Problem details: Tell me, please, how many lines in the records below include the word "source". Give no more than the number.

☆ ☆ ☆ ☆ ☆

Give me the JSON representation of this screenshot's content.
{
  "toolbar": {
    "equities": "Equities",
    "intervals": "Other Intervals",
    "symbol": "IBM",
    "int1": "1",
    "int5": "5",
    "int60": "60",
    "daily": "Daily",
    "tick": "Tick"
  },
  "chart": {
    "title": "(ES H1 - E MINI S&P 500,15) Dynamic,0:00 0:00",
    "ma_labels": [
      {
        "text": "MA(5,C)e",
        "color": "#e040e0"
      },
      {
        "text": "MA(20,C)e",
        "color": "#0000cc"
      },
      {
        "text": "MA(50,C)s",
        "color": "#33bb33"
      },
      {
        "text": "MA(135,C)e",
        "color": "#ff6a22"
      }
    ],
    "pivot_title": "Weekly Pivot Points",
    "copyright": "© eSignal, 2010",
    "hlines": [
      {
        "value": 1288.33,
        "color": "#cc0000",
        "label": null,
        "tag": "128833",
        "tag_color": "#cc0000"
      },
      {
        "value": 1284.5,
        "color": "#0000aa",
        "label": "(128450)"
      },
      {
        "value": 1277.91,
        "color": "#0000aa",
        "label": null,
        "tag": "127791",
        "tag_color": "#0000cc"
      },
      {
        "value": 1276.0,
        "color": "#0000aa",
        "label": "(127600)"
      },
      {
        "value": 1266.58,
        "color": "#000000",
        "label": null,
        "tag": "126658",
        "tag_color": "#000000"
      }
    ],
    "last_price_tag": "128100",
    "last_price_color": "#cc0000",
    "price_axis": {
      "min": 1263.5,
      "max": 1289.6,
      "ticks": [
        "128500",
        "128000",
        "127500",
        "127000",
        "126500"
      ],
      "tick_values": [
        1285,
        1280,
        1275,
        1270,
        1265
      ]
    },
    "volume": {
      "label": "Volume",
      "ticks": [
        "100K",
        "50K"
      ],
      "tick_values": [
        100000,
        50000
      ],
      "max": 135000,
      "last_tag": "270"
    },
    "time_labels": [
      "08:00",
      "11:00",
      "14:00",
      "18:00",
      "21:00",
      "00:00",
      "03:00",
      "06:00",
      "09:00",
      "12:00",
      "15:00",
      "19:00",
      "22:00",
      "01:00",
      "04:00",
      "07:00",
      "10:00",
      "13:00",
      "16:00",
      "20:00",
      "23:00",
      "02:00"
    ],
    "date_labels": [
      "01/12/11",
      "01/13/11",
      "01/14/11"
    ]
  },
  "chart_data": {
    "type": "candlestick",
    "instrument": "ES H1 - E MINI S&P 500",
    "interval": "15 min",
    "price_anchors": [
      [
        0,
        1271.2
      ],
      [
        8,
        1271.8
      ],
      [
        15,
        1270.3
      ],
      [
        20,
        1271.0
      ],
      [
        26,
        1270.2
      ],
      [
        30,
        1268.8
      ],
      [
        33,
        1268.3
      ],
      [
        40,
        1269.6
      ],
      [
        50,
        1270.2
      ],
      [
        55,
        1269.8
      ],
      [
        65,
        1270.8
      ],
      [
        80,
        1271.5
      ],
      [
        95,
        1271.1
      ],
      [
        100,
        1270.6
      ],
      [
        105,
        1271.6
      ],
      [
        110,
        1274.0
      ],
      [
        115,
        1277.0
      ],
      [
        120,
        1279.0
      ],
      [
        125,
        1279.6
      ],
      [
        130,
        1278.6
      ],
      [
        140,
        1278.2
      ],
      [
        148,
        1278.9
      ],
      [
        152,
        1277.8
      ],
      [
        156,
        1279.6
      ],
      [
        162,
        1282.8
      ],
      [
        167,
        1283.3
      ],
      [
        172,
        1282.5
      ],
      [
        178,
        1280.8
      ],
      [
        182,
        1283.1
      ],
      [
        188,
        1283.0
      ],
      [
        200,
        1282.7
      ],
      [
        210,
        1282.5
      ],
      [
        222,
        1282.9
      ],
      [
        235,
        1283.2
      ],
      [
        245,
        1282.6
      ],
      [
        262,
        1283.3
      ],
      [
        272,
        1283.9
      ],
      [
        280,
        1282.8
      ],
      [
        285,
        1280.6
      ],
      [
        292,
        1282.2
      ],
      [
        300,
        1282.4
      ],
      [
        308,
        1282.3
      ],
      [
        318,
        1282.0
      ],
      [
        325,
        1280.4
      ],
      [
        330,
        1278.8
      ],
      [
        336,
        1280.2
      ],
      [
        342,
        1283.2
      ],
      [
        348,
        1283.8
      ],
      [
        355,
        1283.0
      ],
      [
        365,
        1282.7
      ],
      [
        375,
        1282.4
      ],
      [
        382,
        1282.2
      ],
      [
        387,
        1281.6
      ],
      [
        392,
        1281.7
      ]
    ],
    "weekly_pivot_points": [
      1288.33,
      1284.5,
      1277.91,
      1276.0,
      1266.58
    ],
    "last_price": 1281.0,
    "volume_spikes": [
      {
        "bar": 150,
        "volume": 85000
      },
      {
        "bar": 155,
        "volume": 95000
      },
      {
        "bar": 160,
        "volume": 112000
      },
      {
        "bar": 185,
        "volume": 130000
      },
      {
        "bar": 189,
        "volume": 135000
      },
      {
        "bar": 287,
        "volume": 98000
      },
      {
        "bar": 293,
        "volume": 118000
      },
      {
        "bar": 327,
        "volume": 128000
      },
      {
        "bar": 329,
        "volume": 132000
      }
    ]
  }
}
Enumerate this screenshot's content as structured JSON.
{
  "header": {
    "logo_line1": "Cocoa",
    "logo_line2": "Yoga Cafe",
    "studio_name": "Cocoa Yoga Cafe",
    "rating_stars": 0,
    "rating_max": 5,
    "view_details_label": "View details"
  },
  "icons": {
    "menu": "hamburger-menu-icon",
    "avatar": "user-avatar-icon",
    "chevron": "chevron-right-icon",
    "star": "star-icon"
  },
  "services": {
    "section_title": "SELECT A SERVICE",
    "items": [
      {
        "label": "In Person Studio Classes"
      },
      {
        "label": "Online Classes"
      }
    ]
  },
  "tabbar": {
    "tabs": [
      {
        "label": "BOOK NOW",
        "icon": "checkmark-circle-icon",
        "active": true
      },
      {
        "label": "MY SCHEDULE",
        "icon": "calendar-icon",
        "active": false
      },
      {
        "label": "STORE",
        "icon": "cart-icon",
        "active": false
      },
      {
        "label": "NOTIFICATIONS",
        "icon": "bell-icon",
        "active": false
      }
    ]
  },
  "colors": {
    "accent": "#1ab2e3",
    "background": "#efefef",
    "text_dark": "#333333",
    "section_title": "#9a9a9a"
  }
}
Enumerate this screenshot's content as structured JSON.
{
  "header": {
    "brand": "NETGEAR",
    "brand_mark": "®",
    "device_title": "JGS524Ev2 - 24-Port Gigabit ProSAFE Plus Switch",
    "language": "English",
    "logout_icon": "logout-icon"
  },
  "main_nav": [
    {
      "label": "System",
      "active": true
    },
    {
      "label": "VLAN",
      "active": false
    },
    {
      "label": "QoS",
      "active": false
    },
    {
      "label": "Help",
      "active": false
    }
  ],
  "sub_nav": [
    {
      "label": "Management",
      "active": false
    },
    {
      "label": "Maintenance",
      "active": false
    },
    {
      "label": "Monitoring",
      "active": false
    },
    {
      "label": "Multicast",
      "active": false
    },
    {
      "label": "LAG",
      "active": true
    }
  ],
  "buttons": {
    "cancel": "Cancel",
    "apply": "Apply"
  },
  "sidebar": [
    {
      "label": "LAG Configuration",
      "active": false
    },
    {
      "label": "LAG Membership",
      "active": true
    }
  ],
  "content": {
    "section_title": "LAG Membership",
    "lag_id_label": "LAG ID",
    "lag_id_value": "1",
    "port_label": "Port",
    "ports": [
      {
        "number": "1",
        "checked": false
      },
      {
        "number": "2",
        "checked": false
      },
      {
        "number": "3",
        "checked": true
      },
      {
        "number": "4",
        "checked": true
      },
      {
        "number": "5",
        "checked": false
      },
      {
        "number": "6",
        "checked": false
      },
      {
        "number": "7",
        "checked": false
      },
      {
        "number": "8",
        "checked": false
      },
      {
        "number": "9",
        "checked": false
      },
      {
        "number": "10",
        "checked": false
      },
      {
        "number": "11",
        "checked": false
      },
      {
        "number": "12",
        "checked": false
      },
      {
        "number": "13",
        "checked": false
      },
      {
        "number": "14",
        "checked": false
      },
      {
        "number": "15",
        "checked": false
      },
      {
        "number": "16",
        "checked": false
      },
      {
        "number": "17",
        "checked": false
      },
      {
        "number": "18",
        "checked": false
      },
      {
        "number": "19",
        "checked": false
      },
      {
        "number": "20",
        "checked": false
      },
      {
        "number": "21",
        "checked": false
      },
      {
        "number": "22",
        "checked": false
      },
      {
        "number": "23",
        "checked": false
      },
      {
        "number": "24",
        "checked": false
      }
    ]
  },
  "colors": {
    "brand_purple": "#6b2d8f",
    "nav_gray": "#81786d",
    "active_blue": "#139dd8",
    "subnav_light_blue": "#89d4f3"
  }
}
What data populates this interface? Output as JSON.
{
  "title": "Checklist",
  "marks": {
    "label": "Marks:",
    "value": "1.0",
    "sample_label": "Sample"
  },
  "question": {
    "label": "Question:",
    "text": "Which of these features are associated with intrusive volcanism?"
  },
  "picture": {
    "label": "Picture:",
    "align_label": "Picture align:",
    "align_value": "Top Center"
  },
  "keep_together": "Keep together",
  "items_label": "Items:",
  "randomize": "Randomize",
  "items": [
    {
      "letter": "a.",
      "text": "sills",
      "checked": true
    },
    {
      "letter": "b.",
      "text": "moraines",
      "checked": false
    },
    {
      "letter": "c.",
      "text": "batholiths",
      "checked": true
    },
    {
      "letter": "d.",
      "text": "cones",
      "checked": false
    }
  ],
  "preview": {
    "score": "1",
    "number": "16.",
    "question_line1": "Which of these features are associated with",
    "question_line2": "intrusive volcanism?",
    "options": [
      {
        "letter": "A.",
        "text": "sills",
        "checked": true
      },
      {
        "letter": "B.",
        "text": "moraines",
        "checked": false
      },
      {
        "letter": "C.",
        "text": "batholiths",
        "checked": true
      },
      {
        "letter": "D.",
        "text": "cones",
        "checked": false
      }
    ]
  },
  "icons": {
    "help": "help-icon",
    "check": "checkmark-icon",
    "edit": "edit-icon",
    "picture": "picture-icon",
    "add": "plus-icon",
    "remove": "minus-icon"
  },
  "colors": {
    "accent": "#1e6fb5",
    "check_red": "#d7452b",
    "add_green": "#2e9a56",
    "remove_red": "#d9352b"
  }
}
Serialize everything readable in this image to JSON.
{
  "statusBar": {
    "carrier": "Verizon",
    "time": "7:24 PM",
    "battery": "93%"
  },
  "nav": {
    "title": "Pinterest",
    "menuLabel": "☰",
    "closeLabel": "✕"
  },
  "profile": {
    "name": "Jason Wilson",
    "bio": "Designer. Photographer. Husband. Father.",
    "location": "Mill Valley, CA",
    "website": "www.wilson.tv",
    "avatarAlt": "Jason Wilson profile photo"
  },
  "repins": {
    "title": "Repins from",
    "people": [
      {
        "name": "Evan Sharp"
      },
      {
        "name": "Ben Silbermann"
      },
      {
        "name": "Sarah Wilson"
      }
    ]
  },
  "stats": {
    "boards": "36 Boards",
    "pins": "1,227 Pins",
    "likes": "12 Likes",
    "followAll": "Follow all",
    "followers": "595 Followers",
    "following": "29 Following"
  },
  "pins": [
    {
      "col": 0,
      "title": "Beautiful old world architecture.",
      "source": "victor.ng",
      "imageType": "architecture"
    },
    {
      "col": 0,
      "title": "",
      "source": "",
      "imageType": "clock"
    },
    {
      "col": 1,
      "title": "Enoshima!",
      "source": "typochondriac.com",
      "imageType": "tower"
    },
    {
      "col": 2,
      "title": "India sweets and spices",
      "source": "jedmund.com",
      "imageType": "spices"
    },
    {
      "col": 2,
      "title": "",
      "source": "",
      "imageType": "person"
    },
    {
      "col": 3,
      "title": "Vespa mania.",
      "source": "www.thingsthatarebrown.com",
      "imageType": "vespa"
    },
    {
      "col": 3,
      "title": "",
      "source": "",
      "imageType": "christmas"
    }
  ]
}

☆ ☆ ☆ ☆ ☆

Finished task: 7